§ **INSTRUCTIONS TO FOLLOW**
Where a line in the entries below contains the word "screenshot", count it. Return the total alone.

§ **DATA PROVIDED**
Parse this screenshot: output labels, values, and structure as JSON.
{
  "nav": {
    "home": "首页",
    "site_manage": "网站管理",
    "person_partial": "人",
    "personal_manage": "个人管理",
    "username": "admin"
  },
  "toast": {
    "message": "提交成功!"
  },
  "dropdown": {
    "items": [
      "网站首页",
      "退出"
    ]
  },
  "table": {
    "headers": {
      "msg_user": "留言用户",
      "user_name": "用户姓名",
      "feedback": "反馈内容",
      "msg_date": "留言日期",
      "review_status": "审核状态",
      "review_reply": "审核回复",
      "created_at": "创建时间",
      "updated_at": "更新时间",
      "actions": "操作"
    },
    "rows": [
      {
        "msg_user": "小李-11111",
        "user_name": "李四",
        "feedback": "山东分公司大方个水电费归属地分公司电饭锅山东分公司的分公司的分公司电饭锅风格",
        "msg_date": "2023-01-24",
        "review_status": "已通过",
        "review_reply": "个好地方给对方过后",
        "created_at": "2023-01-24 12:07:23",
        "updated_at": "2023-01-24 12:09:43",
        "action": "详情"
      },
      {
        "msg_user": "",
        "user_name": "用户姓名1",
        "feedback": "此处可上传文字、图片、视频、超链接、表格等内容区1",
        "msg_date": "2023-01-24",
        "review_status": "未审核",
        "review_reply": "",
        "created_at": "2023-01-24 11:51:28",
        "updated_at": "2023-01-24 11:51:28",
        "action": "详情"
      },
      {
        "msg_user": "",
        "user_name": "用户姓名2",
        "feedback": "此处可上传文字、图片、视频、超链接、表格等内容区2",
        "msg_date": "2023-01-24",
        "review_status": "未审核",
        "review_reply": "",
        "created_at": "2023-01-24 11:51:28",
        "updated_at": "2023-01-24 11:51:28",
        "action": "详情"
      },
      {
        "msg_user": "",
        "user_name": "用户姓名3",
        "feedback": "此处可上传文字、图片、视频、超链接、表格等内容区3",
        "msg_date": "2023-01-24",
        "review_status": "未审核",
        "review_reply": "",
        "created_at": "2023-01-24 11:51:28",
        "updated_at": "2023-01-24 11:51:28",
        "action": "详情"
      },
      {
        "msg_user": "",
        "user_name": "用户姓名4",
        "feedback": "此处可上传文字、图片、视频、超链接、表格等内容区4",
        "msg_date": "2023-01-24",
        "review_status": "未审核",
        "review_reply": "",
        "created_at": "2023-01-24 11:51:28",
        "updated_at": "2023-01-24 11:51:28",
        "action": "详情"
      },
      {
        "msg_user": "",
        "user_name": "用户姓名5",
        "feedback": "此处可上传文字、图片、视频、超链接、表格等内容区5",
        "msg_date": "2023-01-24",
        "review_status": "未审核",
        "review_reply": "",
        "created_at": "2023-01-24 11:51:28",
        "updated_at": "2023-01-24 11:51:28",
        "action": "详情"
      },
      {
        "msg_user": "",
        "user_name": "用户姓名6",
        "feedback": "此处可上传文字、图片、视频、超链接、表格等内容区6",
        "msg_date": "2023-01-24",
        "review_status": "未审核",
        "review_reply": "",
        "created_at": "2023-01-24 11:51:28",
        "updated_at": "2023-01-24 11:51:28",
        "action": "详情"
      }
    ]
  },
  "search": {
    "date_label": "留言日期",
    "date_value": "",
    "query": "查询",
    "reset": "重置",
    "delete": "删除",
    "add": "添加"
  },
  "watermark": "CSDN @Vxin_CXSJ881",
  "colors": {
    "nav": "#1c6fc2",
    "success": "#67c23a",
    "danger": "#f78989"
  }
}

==

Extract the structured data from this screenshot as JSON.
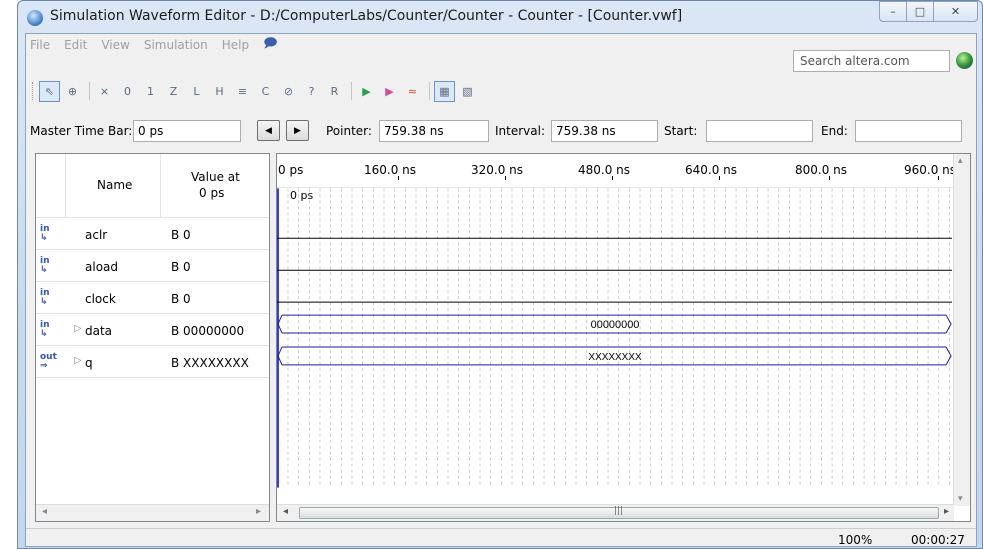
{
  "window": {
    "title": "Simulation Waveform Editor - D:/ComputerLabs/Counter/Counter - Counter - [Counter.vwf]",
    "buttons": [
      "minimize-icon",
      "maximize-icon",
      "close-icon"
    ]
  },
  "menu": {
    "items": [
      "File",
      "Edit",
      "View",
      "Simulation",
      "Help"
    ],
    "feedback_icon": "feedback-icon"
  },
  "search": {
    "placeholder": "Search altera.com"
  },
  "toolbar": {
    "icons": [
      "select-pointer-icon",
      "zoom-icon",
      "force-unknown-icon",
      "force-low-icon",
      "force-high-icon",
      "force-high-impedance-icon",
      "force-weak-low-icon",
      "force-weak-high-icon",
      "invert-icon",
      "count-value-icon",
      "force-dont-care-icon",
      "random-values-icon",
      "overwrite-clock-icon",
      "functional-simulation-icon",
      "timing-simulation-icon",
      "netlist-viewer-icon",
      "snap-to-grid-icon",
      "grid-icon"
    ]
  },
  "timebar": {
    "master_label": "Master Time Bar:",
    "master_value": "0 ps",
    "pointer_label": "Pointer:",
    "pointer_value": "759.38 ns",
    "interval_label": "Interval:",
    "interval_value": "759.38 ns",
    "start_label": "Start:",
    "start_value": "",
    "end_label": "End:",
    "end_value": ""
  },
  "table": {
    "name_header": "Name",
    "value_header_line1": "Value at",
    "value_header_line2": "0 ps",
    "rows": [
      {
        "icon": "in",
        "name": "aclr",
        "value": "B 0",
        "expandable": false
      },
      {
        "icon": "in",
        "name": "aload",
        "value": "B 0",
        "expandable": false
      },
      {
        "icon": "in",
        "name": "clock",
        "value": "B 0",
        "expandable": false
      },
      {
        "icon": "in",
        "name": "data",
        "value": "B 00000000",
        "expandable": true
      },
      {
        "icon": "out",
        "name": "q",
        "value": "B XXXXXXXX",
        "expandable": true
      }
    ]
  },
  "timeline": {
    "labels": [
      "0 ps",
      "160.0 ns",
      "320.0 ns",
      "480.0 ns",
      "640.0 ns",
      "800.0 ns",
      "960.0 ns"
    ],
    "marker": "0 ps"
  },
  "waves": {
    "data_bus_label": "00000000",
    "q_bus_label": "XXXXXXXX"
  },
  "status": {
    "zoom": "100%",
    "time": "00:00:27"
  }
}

§ **EXERCISE OUTPUT**
2